The panel of judges hearing next week's cases will consist of two judges appointed by Republican presidents and one Democratic appointee. Chief Judge Sandra Lynch, who was appointed by President Bill Clinton, and Judges Michael Boudin, appointed by President George H.W. Bush, and Juan Torruella, appointed by President Ronald Reagan, are slated to hear the arguments in the cases, Gill v. Office of Personnel Management and Massachusetts v. United States, at 10 a.m. April 4.
There will be no video cameras or live audio streaming of the arguments, but the court clerk's office tells Metro Weekly that the audio from the hearing will be posted on the court's website shortly after the hearing concludes.
Gay & Lesbian Advocates & Defenders, who brought the case in 2009 on behalf of Massachusetts same-sex couples who married under state law, won at the trial level in a decision announced in July 2010 by U.S. District Court Judge Joseph Tauro -- an appointee of President Nixon. Massachusetts Attorney General Martha Coakley (D), whose office filed a similar lawsuit based on additional claims, also won at the state level.
The Department of Justice had appealed the decisions to the First Circuit before President Obama determined in February 2011 that Section 3 of DOMA is unconstitutional and DOJ stopped defending the law in court challenges like Gill and Massachusetts.
Since that time, House Republicans, through the Bipartisan Legal Advisory Group (BLAG), have intervened in the challenges in order to continue the defense of the law.
On April 4, Paul Clement, the former top appellate litigator for President George W. Bush, will argue on behalf of BLAG to defend the law to the three-judge panel. Clement and his firm, Bancroft PLLC, have been hired by BLAG to defend the 1996 law. This week, Clement is appearing before the Supreme Court representing the state attorneys general who are challenging the constitutionality of the Affordable Care Act, or Obamacare.
Representing the federal defendants will be Acting Assistant Attorney General Stuart Delery, the out gay lawyer named to his new role as the head of the Civil Division of DOJ about a month ago. Prior to joining DOJ, Delery was a partner at the WilmerHale law firm. Tony West, now in the No. 3 spot at DOJ as the acting associate attorney general, had argued the DOJ's position on DOMA's marriage definition when he had served as assistant attorney general for the Civil Division of DOJ. Ben Kingsley initially had been slated to argue the appellate arguments on April 4.

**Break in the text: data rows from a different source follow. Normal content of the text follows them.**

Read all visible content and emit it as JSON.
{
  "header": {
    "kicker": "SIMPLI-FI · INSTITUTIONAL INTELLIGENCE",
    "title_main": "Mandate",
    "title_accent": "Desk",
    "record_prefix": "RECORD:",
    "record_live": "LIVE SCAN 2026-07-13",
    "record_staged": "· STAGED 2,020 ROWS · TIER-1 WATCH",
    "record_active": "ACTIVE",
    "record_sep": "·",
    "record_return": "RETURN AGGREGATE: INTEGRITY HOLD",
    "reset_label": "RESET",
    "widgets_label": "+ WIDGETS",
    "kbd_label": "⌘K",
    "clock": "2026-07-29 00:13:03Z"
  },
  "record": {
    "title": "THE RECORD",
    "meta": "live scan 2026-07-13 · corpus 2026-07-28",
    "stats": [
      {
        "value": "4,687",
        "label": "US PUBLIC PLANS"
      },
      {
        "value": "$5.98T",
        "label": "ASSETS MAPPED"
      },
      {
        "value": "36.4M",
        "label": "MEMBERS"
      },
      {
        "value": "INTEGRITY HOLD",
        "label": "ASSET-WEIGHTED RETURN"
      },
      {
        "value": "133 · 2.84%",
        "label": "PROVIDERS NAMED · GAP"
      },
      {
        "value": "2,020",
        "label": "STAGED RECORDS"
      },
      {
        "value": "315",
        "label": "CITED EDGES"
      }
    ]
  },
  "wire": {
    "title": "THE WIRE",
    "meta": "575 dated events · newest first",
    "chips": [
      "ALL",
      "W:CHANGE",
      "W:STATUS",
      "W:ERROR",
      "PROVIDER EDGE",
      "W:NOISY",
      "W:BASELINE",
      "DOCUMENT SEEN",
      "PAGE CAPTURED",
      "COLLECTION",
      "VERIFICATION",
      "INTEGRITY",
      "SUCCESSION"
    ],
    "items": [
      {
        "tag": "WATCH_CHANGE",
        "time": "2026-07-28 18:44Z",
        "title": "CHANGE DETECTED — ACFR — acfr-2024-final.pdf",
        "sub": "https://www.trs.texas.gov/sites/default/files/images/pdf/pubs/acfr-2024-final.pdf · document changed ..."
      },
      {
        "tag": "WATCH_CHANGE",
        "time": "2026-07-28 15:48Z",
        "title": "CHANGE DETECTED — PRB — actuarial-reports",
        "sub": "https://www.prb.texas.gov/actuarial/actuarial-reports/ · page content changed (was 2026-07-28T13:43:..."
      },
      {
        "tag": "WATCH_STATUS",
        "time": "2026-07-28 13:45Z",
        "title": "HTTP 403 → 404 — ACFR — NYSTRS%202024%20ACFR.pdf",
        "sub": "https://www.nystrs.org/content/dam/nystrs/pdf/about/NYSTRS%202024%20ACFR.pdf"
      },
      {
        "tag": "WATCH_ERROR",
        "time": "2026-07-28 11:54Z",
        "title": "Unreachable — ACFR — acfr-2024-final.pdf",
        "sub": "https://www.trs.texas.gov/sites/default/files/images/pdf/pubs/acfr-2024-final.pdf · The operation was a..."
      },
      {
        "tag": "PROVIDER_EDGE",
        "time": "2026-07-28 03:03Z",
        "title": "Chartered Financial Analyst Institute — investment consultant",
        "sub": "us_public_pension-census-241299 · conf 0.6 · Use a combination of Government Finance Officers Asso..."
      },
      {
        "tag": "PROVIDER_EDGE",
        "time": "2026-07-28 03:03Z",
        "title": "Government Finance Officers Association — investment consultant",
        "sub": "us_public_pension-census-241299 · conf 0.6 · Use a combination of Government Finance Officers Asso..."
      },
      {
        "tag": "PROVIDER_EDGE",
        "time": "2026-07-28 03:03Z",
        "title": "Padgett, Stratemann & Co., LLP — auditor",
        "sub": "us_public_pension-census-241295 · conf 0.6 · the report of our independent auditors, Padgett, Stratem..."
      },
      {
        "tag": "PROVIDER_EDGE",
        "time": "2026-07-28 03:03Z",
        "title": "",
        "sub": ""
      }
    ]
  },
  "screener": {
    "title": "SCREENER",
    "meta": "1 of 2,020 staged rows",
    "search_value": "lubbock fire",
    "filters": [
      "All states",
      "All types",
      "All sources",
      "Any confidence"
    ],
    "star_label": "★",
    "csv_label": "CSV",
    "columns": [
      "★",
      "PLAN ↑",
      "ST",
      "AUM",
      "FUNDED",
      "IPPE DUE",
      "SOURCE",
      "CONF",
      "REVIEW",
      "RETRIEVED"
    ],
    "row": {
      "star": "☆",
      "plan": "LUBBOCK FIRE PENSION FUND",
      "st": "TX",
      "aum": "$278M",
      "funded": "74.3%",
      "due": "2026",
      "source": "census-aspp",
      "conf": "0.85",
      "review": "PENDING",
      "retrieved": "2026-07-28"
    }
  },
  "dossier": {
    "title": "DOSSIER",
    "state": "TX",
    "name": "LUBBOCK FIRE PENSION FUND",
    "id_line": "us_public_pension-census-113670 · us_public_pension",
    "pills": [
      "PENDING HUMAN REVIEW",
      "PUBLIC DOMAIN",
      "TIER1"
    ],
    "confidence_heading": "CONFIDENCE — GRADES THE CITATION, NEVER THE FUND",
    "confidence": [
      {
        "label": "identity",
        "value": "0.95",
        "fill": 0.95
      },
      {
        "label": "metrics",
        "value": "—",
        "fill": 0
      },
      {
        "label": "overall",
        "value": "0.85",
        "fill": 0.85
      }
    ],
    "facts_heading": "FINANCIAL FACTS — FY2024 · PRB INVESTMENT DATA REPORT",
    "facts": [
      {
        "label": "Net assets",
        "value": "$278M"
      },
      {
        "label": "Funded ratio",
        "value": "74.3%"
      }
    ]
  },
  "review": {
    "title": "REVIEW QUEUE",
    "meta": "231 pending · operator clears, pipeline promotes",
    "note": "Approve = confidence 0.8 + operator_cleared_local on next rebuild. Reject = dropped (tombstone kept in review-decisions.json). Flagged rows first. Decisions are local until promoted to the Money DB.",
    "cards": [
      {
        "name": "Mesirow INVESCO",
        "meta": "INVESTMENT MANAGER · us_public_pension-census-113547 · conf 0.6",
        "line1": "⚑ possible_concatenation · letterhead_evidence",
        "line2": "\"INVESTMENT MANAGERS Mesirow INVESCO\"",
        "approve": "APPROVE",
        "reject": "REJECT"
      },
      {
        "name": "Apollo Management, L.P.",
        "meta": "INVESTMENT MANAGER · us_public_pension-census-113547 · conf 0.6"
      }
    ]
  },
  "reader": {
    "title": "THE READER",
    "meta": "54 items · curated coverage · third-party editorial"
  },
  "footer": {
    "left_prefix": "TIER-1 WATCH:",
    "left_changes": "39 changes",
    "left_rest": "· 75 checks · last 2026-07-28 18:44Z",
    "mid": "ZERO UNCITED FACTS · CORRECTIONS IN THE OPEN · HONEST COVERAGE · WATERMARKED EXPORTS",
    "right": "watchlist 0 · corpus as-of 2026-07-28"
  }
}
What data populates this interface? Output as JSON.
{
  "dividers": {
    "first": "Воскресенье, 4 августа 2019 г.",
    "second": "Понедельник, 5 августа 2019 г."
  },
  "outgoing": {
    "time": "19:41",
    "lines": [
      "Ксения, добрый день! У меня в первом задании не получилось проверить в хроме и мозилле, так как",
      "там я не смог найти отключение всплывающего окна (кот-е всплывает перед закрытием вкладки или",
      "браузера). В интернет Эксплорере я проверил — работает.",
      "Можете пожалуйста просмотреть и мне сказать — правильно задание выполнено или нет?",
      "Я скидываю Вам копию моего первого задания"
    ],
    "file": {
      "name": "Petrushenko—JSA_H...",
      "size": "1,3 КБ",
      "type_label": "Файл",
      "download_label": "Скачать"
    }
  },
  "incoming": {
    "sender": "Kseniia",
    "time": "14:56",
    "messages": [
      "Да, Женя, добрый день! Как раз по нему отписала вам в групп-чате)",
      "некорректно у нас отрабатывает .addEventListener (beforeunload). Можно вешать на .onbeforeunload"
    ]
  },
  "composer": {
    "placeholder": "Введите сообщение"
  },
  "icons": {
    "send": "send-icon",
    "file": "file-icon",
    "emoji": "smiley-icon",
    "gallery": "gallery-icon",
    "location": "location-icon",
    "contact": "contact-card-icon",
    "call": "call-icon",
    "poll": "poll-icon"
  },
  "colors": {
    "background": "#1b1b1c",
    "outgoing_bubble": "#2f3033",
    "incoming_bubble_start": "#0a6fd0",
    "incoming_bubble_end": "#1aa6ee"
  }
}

Mary Bonauto, the GLAD lawyer who argued before the Massachusetts courts to obtain marriage equality in the Bay State, will be arguing for GLAD's plaintiffs. Maura Healey, the head of Massachusetts Attorney General's Civil Rights Division, will be arguing on behalf of Massachusetts.
[Photo: Plaintiffs Nancy Gill and Marcelle Letourneau. (Photo courtesy of GLAD.)]